What to work on =
Copy everything in the records, character for character, except images.

Excerpted data =
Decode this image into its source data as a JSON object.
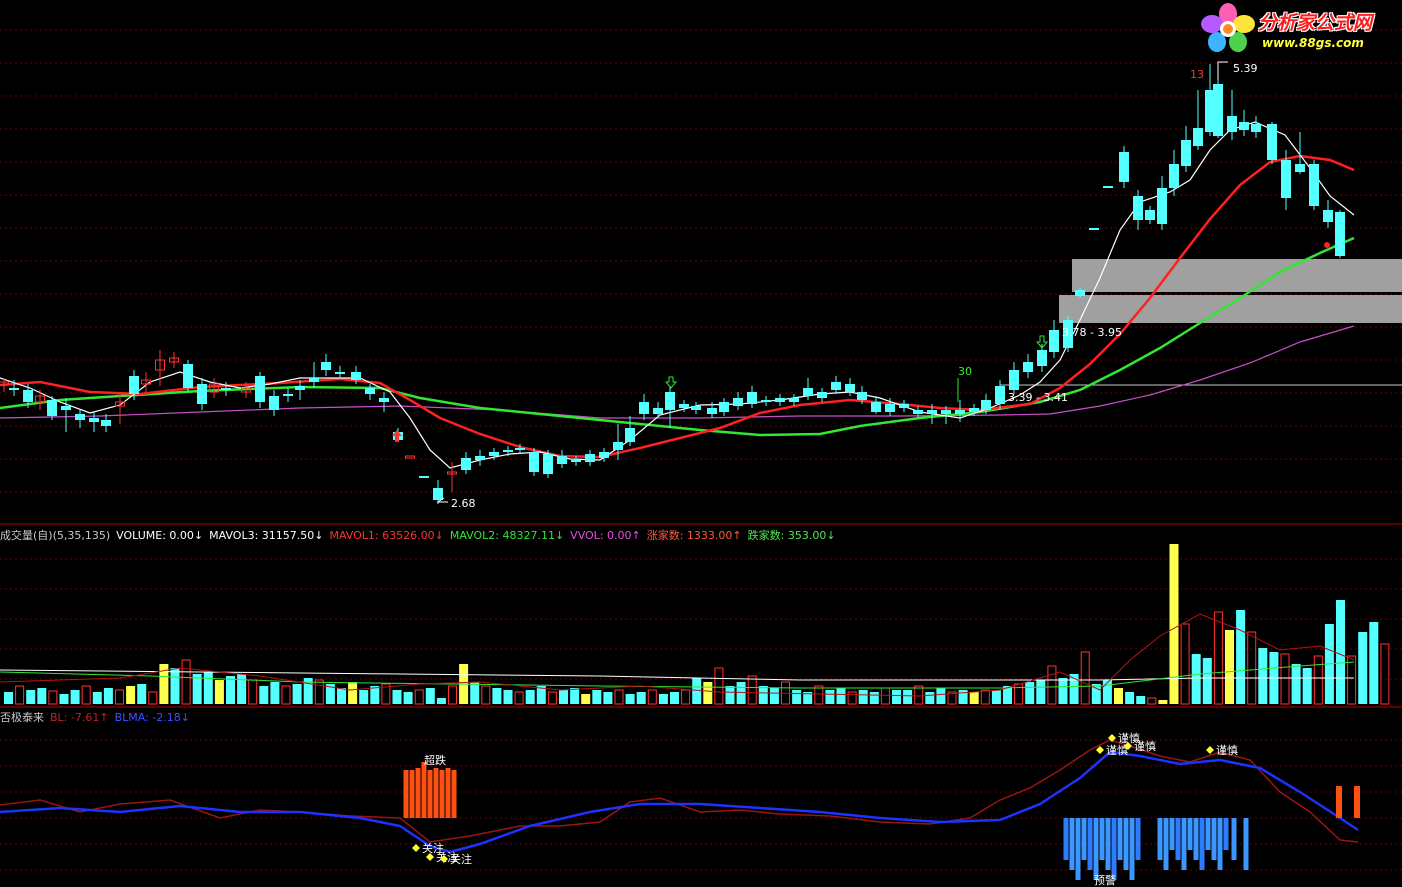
{
  "logo": {
    "title": "分析家公式网",
    "url_text": "www.88gs.com",
    "icon": "flower-logo-icon"
  },
  "colors": {
    "background": "#000000",
    "grid": "#6e0000",
    "panel_border": "#b40000",
    "candle_up": "#ff3232",
    "candle_down": "#54ffff",
    "ma_white": "#ffffff",
    "ma_red": "#ff2020",
    "ma_green": "#32e632",
    "ma_purple": "#c850c8",
    "volume_highlight": "#ffff50",
    "indicator_dark": "#9b1414",
    "indicator_blue": "#1e32ff",
    "alert_orange": "#ff5014",
    "alert_blue": "#3c96ff",
    "label_yellow": "#ffff32"
  },
  "price_panel": {
    "annotations": [
      {
        "text": "5.39",
        "role": "high-price"
      },
      {
        "text": "13",
        "role": "count-red"
      },
      {
        "text": "30",
        "role": "count-green"
      },
      {
        "text": "2.68",
        "role": "low-price"
      },
      {
        "text": "3.78 - 3.95",
        "role": "range-upper"
      },
      {
        "text": "3.39 - 3.41",
        "role": "range-lower"
      }
    ],
    "arrow_icons": [
      "up-arrow-icon",
      "down-arrow-icon"
    ]
  },
  "volume_panel": {
    "header": [
      {
        "text": "成交量(自)(5,35,135)",
        "color": "#c8c8c8"
      },
      {
        "text": "VOLUME: 0.00↓",
        "color": "#ffffff"
      },
      {
        "text": "MAVOL3: 31157.50↓",
        "color": "#ffffff"
      },
      {
        "text": "MAVOL1: 63526.00↓",
        "color": "#ff3232"
      },
      {
        "text": "MAVOL2: 48327.11↓",
        "color": "#32e632"
      },
      {
        "text": "VVOL: 0.00↑",
        "color": "#e650e6"
      },
      {
        "text": "涨家数: 1333.00↑",
        "color": "#ff5a3c"
      },
      {
        "text": "跌家数: 353.00↓",
        "color": "#50e650"
      }
    ]
  },
  "indicator_panel": {
    "header": [
      {
        "text": "否极泰来",
        "color": "#c8c8c8"
      },
      {
        "text": "BL: -7.61↑",
        "color": "#c81e1e"
      },
      {
        "text": "BLMA: -2.18↓",
        "color": "#3c50ff"
      }
    ],
    "signals": [
      {
        "text": "超跌",
        "role": "oversold"
      },
      {
        "text": "关注",
        "role": "watch"
      },
      {
        "text": "谨慎",
        "role": "caution"
      },
      {
        "text": "预警",
        "role": "warning"
      }
    ]
  }
}
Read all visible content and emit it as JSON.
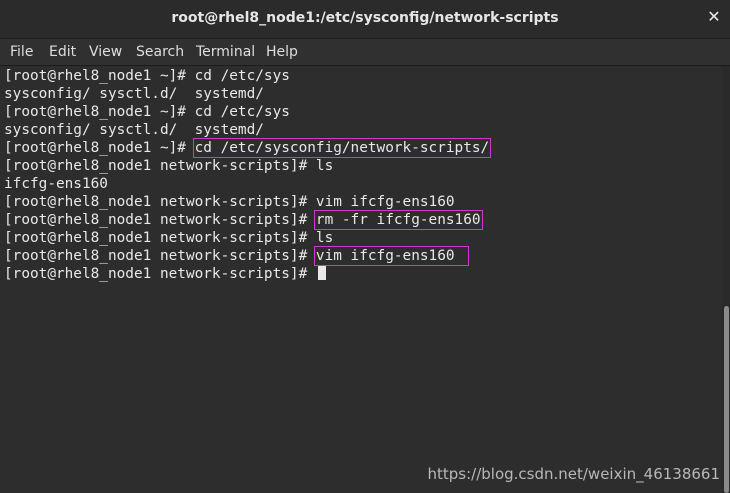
{
  "window": {
    "title": "root@rhel8_node1:/etc/sysconfig/network-scripts",
    "close_icon": "close-icon"
  },
  "menu": {
    "file": "File",
    "edit": "Edit",
    "view": "View",
    "search": "Search",
    "terminal": "Terminal",
    "help": "Help"
  },
  "terminal": {
    "prompt_home": "[root@rhel8_node1 ~]# ",
    "prompt_ns": "[root@rhel8_node1 network-scripts]# ",
    "l1_cmd": "cd /etc/sys",
    "l2": "sysconfig/ sysctl.d/  systemd/",
    "l3_cmd": "cd /etc/sys",
    "l4": "sysconfig/ sysctl.d/  systemd/",
    "l5_cmd": "cd /etc/sysconfig/network-scripts/",
    "l6_cmd": "ls",
    "l7": "ifcfg-ens160",
    "l8_cmd": "vim ifcfg-ens160",
    "l9_cmd": "rm -fr ifcfg-ens160",
    "l10_cmd": "ls",
    "l11_cmd": "vim ifcfg-ens160"
  },
  "watermark": "https://blog.csdn.net/weixin_46138661",
  "colors": {
    "background": "#2d2d2d",
    "text": "#e8e8e8",
    "highlight_box": "#d236d2"
  }
}
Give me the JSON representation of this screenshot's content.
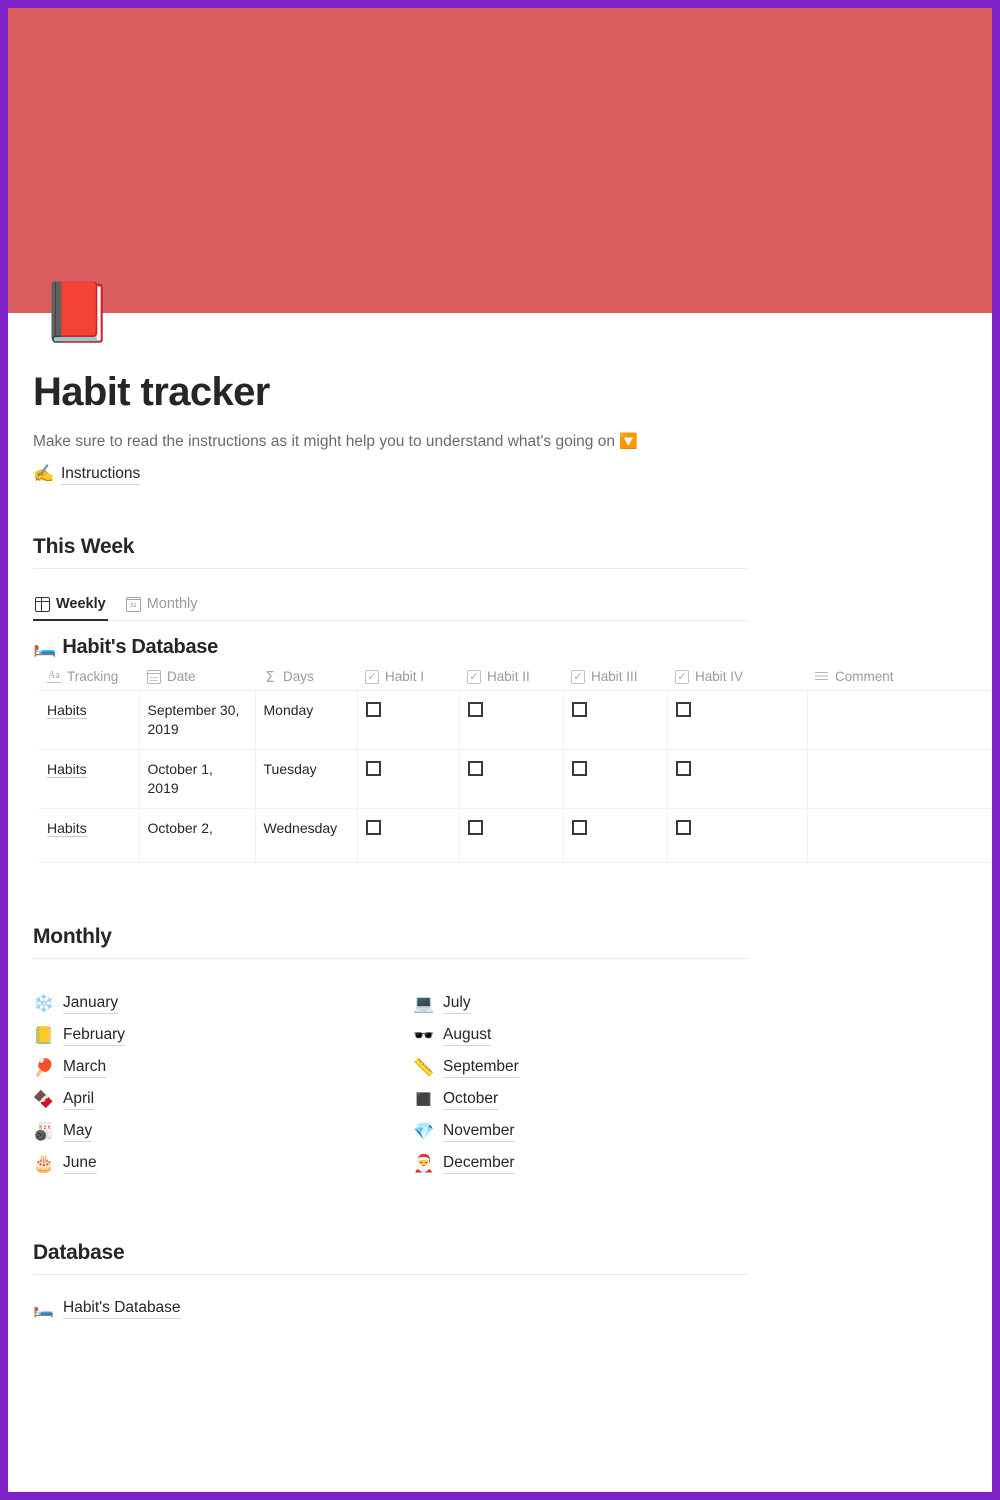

Task output =
Decode this image into its source data as a JSON object.
{
  "logo": {
    "title": "分析家公式网",
    "url_text": "www.88gs.com",
    "icon": "flower-logo-icon"
  },
  "colors": {
    "background": "#000000",
    "grid": "#6e0000",
    "panel_border": "#b40000",
    "candle_up": "#ff3232",
    "candle_down": "#54ffff",
    "ma_white": "#ffffff",
    "ma_red": "#ff2020",
    "ma_green": "#32e632",
    "ma_purple": "#c850c8",
    "volume_highlight": "#ffff50",
    "indicator_dark": "#9b1414",
    "indicator_blue": "#1e32ff",
    "alert_orange": "#ff5014",
    "alert_blue": "#3c96ff",
    "label_yellow": "#ffff32"
  },
  "price_panel": {
    "annotations": [
      {
        "text": "5.39",
        "role": "high-price"
      },
      {
        "text": "13",
        "role": "count-red"
      },
      {
        "text": "30",
        "role": "count-green"
      },
      {
        "text": "2.68",
        "role": "low-price"
      },
      {
        "text": "3.78 - 3.95",
        "role": "range-upper"
      },
      {
        "text": "3.39 - 3.41",
        "role": "range-lower"
      }
    ],
    "arrow_icons": [
      "up-arrow-icon",
      "down-arrow-icon"
    ]
  },
  "volume_panel": {
    "header": [
      {
        "text": "成交量(自)(5,35,135)",
        "color": "#c8c8c8"
      },
      {
        "text": "VOLUME: 0.00↓",
        "color": "#ffffff"
      },
      {
        "text": "MAVOL3: 31157.50↓",
        "color": "#ffffff"
      },
      {
        "text": "MAVOL1: 63526.00↓",
        "color": "#ff3232"
      },
      {
        "text": "MAVOL2: 48327.11↓",
        "color": "#32e632"
      },
      {
        "text": "VVOL: 0.00↑",
        "color": "#e650e6"
      },
      {
        "text": "涨家数: 1333.00↑",
        "color": "#ff5a3c"
      },
      {
        "text": "跌家数: 353.00↓",
        "color": "#50e650"
      }
    ]
  },
  "indicator_panel": {
    "header": [
      {
        "text": "否极泰来",
        "color": "#c8c8c8"
      },
      {
        "text": "BL: -7.61↑",
        "color": "#c81e1e"
      },
      {
        "text": "BLMA: -2.18↓",
        "color": "#3c50ff"
      }
    ],
    "signals": [
      {
        "text": "超跌",
        "role": "oversold"
      },
      {
        "text": "关注",
        "role": "watch"
      },
      {
        "text": "谨慎",
        "role": "caution"
      },
      {
        "text": "预警",
        "role": "warning"
      }
    ]
  }
}
Read all visible content and emit it as JSON.
{
  "window": {
    "title": "root@rhel8_node1:/etc/sysconfig/network-scripts",
    "close_icon": "close-icon"
  },
  "menu": {
    "file": "File",
    "edit": "Edit",
    "view": "View",
    "search": "Search",
    "terminal": "Terminal",
    "help": "Help"
  },
  "terminal": {
    "prompt_home": "[root@rhel8_node1 ~]# ",
    "prompt_ns": "[root@rhel8_node1 network-scripts]# ",
    "l1_cmd": "cd /etc/sys",
    "l2": "sysconfig/ sysctl.d/  systemd/",
    "l3_cmd": "cd /etc/sys",
    "l4": "sysconfig/ sysctl.d/  systemd/",
    "l5_cmd": "cd /etc/sysconfig/network-scripts/",
    "l6_cmd": "ls",
    "l7": "ifcfg-ens160",
    "l8_cmd": "vim ifcfg-ens160",
    "l9_cmd": "rm -fr ifcfg-ens160",
    "l10_cmd": "ls",
    "l11_cmd": "vim ifcfg-ens160"
  },
  "watermark": "https://blog.csdn.net/weixin_46138661",
  "colors": {
    "background": "#2d2d2d",
    "text": "#e8e8e8",
    "highlight_box": "#d236d2"
  }
}
Give me the JSON representation of this screenshot's content.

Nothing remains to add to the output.